> **ABOUT THIS TASK**
For the entries below, state how many lines contain the word "Paris" and add nothing else.

[Records contained in a dataset]

▼

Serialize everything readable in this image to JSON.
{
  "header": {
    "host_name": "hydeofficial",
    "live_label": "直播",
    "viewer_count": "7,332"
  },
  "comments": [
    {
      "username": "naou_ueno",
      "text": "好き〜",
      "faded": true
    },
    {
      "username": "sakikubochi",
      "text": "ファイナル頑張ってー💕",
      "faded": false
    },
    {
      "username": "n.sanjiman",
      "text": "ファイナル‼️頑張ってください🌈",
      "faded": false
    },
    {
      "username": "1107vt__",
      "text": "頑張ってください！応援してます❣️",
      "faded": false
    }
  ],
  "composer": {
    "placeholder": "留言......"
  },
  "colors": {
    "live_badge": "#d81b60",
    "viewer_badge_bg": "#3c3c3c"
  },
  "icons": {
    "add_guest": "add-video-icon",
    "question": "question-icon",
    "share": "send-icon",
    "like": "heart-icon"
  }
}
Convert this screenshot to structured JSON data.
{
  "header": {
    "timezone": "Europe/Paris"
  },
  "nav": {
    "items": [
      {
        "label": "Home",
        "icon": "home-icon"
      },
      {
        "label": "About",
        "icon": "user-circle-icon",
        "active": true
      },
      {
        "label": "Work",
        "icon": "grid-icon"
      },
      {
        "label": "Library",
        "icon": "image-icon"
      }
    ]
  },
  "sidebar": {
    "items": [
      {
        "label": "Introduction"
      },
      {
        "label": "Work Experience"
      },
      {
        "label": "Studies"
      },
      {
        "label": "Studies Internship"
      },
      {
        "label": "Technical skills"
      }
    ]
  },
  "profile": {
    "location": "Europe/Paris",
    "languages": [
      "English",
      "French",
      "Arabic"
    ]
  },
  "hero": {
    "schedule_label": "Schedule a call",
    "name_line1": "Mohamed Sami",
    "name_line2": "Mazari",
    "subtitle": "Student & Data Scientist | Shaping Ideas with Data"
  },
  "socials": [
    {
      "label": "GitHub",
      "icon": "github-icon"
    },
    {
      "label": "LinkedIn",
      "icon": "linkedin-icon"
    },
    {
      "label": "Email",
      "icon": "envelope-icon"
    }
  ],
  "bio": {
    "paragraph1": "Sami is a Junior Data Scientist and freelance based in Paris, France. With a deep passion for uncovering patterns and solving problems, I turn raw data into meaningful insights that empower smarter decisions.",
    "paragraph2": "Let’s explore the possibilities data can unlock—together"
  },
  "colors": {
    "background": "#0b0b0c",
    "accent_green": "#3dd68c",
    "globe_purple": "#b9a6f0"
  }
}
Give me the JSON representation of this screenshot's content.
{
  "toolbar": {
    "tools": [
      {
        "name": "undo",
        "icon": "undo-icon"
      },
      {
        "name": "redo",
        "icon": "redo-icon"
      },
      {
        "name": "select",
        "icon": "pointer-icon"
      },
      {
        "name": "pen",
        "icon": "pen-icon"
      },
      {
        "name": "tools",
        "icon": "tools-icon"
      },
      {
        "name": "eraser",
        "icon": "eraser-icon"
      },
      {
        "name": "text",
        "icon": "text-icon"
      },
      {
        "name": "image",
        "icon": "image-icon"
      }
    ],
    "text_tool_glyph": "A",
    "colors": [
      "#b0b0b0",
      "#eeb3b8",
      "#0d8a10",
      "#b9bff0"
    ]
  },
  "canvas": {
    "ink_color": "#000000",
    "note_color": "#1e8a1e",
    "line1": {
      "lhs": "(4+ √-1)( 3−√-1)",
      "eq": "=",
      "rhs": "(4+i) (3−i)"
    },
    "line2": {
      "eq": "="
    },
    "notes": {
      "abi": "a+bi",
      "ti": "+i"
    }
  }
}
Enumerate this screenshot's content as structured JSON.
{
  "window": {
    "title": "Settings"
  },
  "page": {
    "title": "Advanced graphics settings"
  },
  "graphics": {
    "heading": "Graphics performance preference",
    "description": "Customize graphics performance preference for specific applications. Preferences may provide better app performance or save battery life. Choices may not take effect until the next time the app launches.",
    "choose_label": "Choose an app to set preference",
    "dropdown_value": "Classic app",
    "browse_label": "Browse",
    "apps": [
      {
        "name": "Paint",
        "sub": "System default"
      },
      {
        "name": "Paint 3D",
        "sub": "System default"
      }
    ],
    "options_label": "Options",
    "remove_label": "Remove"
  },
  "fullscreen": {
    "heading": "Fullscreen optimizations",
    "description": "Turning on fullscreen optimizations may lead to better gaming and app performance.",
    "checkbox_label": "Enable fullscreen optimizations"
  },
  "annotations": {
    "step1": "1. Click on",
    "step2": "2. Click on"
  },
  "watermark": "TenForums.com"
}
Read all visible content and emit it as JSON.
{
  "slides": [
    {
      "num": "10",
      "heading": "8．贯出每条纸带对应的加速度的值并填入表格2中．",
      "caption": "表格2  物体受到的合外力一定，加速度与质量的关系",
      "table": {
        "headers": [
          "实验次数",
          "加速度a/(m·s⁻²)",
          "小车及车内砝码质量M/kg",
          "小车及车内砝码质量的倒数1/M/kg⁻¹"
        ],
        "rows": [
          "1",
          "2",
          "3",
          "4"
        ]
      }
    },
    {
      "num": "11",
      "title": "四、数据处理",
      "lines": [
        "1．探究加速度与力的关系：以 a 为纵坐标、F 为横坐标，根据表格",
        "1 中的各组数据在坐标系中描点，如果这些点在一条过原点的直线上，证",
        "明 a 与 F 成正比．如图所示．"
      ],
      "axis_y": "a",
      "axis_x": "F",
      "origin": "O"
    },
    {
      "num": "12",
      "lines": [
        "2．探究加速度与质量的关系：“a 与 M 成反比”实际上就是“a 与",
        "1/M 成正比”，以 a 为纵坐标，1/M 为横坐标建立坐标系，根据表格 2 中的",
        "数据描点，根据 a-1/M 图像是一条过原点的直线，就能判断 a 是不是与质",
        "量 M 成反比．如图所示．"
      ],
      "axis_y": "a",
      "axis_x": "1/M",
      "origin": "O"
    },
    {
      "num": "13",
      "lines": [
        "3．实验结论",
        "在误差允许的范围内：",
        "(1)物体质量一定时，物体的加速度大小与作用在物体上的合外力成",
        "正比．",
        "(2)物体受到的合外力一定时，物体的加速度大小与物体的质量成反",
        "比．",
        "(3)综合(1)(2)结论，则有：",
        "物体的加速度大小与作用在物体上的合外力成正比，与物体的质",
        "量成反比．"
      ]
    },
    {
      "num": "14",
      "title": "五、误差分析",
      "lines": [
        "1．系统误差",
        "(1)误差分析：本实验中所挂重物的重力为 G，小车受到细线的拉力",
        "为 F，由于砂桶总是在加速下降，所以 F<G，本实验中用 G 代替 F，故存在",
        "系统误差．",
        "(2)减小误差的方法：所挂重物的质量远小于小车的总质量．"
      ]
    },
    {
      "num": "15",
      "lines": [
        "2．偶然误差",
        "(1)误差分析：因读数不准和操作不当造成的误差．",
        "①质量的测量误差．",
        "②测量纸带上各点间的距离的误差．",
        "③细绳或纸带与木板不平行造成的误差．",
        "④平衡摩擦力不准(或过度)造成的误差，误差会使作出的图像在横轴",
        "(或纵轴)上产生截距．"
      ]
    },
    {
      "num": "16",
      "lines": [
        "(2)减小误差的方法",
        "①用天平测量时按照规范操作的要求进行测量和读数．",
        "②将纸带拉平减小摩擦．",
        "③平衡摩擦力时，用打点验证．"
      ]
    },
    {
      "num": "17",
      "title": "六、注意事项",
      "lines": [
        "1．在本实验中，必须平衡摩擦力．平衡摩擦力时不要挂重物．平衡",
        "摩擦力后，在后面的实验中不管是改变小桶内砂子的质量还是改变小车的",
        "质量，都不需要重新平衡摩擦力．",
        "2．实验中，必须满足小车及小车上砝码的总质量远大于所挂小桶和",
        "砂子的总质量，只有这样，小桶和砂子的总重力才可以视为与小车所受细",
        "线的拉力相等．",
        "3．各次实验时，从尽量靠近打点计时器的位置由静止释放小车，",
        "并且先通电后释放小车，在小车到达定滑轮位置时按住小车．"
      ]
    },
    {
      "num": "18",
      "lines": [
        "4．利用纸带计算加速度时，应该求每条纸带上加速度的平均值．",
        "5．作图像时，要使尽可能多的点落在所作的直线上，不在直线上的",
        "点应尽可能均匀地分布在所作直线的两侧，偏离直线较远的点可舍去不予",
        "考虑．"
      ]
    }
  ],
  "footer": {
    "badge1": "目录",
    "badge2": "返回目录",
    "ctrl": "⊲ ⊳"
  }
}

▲

> **ANSWER SPACE**
3